Silversmith and clockmaker.

Charles J. Wingate

Augusta, ME c. 1832 and Waterville, ME 1841-1856
Was in the partnership of Wingate & Talbot 1849-1850 and C.J. Wingate & Co. c. 1850-1856.

Henryk Winograd

New York  1970s-2008
Polish-born silversmith who emigrated to the U.S. in the early 1970s.  Worked primarily in repoussé.  Best known for his artistic silver plaques and Judaica.  Often worked with pure silver (marked 999).

Edward Winslow

Boston, MA  c. 1689-1750

Lewis Wise

Calabasas, CA  c. 1935-1976
Son-in-law of Porter Blanchard and brother-in-law of Allen Adler, Wise took over the Porter Blanchard Shop in 1973, selling it in 1976.

William M. Wise, Jr.

Brooklyn, NY  1834-1903
When Wise’s son Alfred was admitted to the firm in 1882, the name was changed to William Wise & Son.  William Wise died in 1903 and the business was sold to J. Ernest Stern in 1915.
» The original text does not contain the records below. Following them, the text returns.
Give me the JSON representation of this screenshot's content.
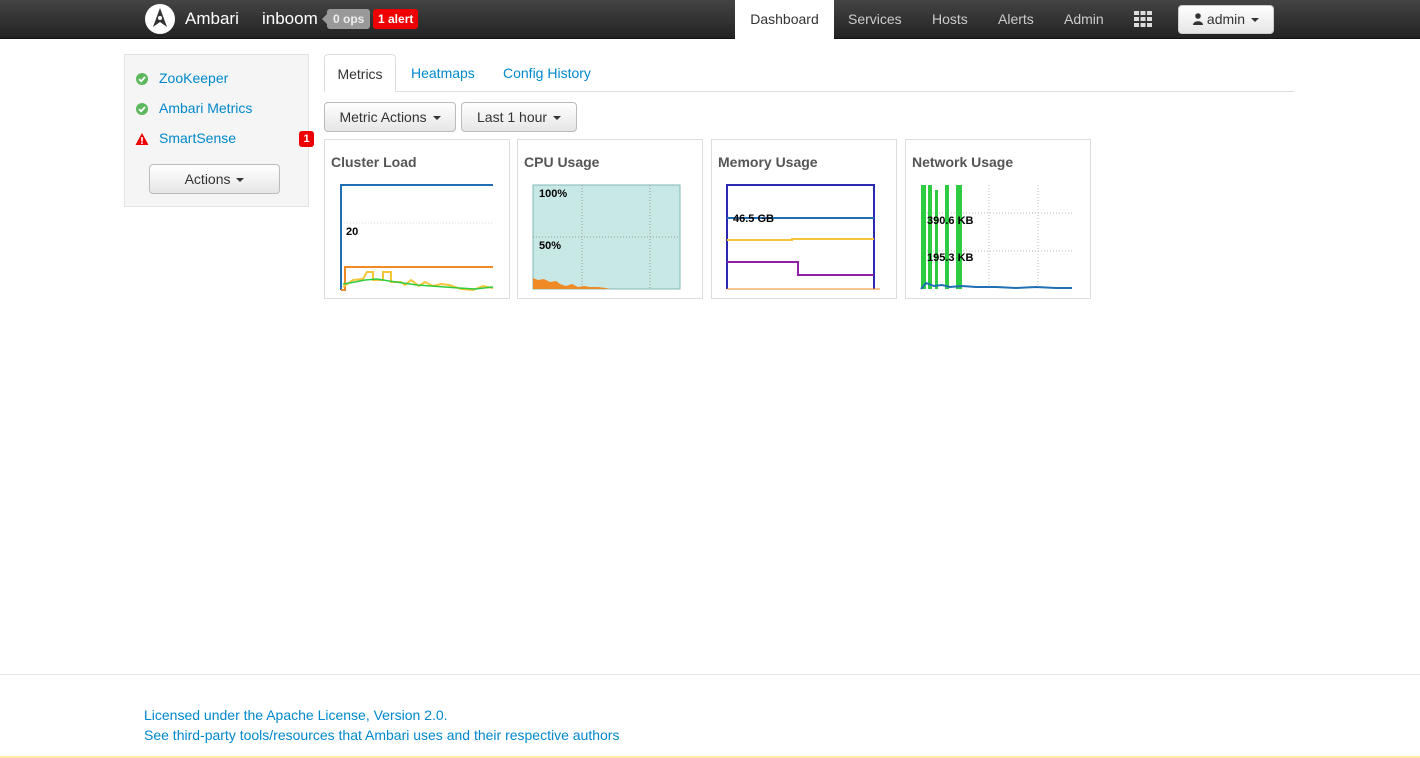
{
  "header": {
    "brand": "Ambari",
    "cluster_name": "inboom",
    "ops_badge": "0 ops",
    "alerts_badge": "1 alert",
    "nav": [
      "Dashboard",
      "Services",
      "Hosts",
      "Alerts",
      "Admin"
    ],
    "active_nav": "Dashboard",
    "user_label": "admin"
  },
  "sidebar": {
    "services": [
      {
        "label": "ZooKeeper",
        "status": "ok",
        "status_icon": "check-circle-icon"
      },
      {
        "label": "Ambari Metrics",
        "status": "ok",
        "status_icon": "check-circle-icon"
      },
      {
        "label": "SmartSense",
        "status": "alert",
        "status_icon": "warning-triangle-icon",
        "alert_count": "1"
      }
    ],
    "actions_label": "Actions"
  },
  "tabs": [
    "Metrics",
    "Heatmaps",
    "Config History"
  ],
  "active_tab": "Metrics",
  "toolbar": {
    "metric_actions": "Metric Actions",
    "time_range": "Last 1 hour"
  },
  "widgets": [
    {
      "title": "Cluster Load",
      "label": "20"
    },
    {
      "title": "CPU Usage",
      "label_top": "100%",
      "label_mid": "50%"
    },
    {
      "title": "Memory Usage",
      "label": "46.5 GB"
    },
    {
      "title": "Network Usage",
      "label_top": "390.6 KB",
      "label_mid": "195.3 KB"
    }
  ],
  "colors": {
    "link": "#0088cc",
    "ok": "#5cb85c",
    "alert": "#ee0000",
    "cpu_fill": "#c8e8e6",
    "series_blue": "#1f6fb5",
    "series_orange": "#f08a24",
    "series_yellow": "#f5c53a",
    "series_purple": "#8e1fa7",
    "series_green": "#2ecc40"
  },
  "footer": {
    "license": "Licensed under the Apache License, Version 2.0.",
    "third_party": "See third-party tools/resources that Ambari uses and their respective authors"
  }
}
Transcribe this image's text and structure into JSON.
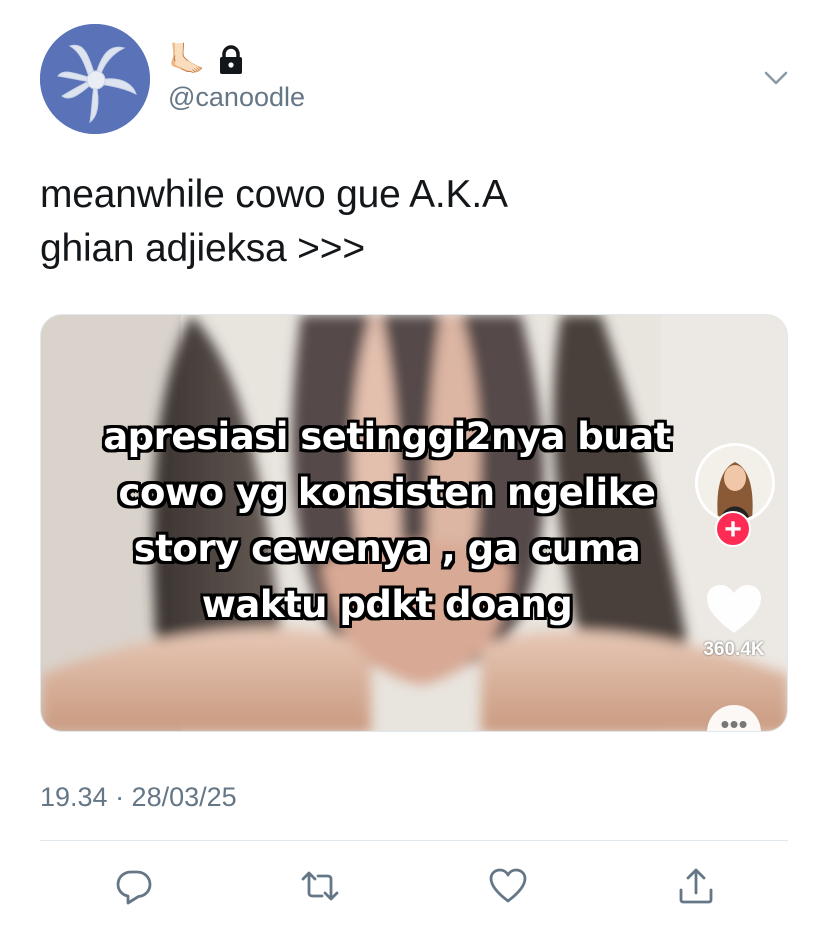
{
  "user": {
    "display_name": "🦶🏻",
    "handle": "@canoodle",
    "locked": true
  },
  "tweet": {
    "text_lines": [
      "meanwhile cowo gue A.K.A",
      "ghian adjieksa >>>"
    ],
    "timestamp": "19.34 · 28/03/25"
  },
  "media": {
    "caption_lines": [
      "apresiasi setinggi2nya buat",
      "cowo yg konsisten ngelike",
      "story cewenya , ga cuma",
      "waktu pdkt doang"
    ],
    "follow_symbol": "+",
    "like_count": "360.4K",
    "more_symbol": "•••"
  },
  "actions": {
    "reply": "reply-icon",
    "retweet": "retweet-icon",
    "like": "heart-icon",
    "share": "share-icon"
  },
  "colors": {
    "avatar_bg": "#5a72b8",
    "secondary_text": "#657786",
    "tiktok_red": "#fe2c55"
  }
}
Hugh Wishart

New York, NY  1793-1824

J. Wiss & Sons

Newark, NJ  1885-Present
Successor to the Jacob Wiss Cutlery Co., founded by Jacob Wiss in 1848.  Primarily a shears and cutlery manufacturer, some with sterling handles.  Jewelry and silverware made by other manufacturers was added to their line in the 1890s.  A retail store was opened in 1887 and continues today as Wiss & Lambert  Bros., jewelers.  J. Wiss & Sons was acquired by Cooper Industries in 1976, and the manufacturing operation was eventually moved overseas.  The “J” in the J. Wiss & Sons mark was no longer used beginning c. 1920, leaving the mark to read Wiss & Sons or Wiss Sons.

John Withers (1788-1869)

Salem, VA  1815-1869

Wolcott & Gelston

Boston, MA  1820-1827
A partnership between Henry D. Wolcott and Maltby Gelston.

Orlo J. Wolcott

Norfolk, CT c. 1840-1858 and Ripon, WI  1859-1883
Wolcott was in the partnership of Wolcott & Kingsbury with George O. Kingsbury c. 1875-1877.